Enhancing a Halftone Photograph
If a halftone photograph is just a series of dots, how do we go about restoring it? Yes, you can reach for your Patch tool and fill in the blanks as usual. You have to be pinpoint precise with this: large selections will leave an indecipherable blob of dots that make no sense to the surrounding areas. What happens when the subject is swathed in dots and does not stand out from the background, like the girl to the top right of this photograph? Her hair happens to match the tree in the background, as does the boy’s shirt with the surrounding sky.
Instinct tells us to put a blanket filter on it: a good gaussian blur could merge the dots into one another, right? While this is true of some photos, our example would look smudged as the dots are simply too dense in detailed areas.
The thing is, what do we want from this photo? Are we looking for a crisp view of every leaf, or is it important to see the family front and centre? The latter makes more sense, so we obscure the background, applying a motion blur filter and brightening the sky and tree line. In contrast, the family become the undisputed centrepiece of the photo. While on the one hand you’ve created a flatter effect by lifting one layer from another, you have a photo whose subject is clear.

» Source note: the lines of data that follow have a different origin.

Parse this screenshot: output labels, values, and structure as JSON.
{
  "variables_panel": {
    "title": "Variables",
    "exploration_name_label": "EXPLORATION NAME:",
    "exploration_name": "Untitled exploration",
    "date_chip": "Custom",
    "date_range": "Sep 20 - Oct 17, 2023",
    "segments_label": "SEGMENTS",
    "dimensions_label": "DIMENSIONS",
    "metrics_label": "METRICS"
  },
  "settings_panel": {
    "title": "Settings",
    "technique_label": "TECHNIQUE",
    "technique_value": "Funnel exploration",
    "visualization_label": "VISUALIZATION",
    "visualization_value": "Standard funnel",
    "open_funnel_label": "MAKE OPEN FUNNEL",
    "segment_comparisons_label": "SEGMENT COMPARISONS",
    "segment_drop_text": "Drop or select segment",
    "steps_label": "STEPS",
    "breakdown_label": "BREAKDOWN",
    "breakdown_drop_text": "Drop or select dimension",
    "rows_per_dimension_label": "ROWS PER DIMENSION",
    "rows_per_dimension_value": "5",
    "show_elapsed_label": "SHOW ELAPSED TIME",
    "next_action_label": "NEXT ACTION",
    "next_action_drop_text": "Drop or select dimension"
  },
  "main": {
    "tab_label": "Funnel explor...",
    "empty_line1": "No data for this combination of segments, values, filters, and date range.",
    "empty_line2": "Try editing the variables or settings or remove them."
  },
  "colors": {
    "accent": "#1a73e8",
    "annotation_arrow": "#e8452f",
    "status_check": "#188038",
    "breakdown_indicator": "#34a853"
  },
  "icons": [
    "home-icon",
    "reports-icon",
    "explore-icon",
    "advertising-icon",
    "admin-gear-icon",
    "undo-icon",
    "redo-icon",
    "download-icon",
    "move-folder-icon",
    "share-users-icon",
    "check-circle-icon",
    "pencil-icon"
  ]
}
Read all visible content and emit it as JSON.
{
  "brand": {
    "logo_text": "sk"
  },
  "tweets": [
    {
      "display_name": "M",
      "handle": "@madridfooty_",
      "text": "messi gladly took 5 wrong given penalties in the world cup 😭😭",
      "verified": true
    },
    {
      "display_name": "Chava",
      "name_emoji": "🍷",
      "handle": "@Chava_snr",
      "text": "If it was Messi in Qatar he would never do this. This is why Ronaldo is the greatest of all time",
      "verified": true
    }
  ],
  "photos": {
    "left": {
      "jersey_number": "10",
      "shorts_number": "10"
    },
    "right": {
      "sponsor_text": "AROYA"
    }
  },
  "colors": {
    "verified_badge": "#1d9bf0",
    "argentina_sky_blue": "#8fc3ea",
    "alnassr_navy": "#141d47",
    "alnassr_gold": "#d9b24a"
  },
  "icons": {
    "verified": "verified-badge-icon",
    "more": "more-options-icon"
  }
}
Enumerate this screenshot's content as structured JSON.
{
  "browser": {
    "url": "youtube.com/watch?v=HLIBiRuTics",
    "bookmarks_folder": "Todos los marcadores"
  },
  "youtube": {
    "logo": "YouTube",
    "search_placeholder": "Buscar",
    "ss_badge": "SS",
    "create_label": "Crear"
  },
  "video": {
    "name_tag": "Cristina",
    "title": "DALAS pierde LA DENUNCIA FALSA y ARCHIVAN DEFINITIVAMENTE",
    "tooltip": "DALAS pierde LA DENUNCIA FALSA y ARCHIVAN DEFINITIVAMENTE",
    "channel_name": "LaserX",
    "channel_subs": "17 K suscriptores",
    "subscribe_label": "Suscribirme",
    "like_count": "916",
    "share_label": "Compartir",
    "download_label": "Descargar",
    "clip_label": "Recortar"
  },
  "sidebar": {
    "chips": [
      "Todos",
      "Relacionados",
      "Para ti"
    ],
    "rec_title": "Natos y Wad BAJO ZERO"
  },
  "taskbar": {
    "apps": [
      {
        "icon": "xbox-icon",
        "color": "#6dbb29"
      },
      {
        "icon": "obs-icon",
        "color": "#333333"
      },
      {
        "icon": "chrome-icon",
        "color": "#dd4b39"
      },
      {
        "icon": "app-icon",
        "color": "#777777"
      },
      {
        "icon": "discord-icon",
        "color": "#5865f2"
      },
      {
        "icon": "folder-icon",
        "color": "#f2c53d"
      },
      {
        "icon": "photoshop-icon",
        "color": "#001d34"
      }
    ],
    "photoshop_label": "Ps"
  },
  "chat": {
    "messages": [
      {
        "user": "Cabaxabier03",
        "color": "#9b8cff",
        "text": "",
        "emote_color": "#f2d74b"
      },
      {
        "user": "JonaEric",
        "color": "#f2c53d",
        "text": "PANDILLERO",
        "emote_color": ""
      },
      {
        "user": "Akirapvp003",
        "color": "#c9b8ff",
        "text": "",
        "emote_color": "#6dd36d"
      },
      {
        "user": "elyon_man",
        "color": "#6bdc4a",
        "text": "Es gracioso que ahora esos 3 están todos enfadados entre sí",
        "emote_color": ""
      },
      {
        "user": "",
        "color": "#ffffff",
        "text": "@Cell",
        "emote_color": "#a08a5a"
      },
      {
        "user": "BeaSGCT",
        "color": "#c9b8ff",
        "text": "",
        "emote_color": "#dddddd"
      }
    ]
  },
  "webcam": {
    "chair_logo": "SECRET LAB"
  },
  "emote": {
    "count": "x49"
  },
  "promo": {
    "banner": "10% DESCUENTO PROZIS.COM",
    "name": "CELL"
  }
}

I don’t believe old image enhancement is always about absolute photorealism. While that’s true for archival purposes, in this case it’s about embellishing the important aspects of the photo. An effect such as this is arguably better on the mantelpiece than something with a darker, intact background.
By Bruce Sigrist in: Discussion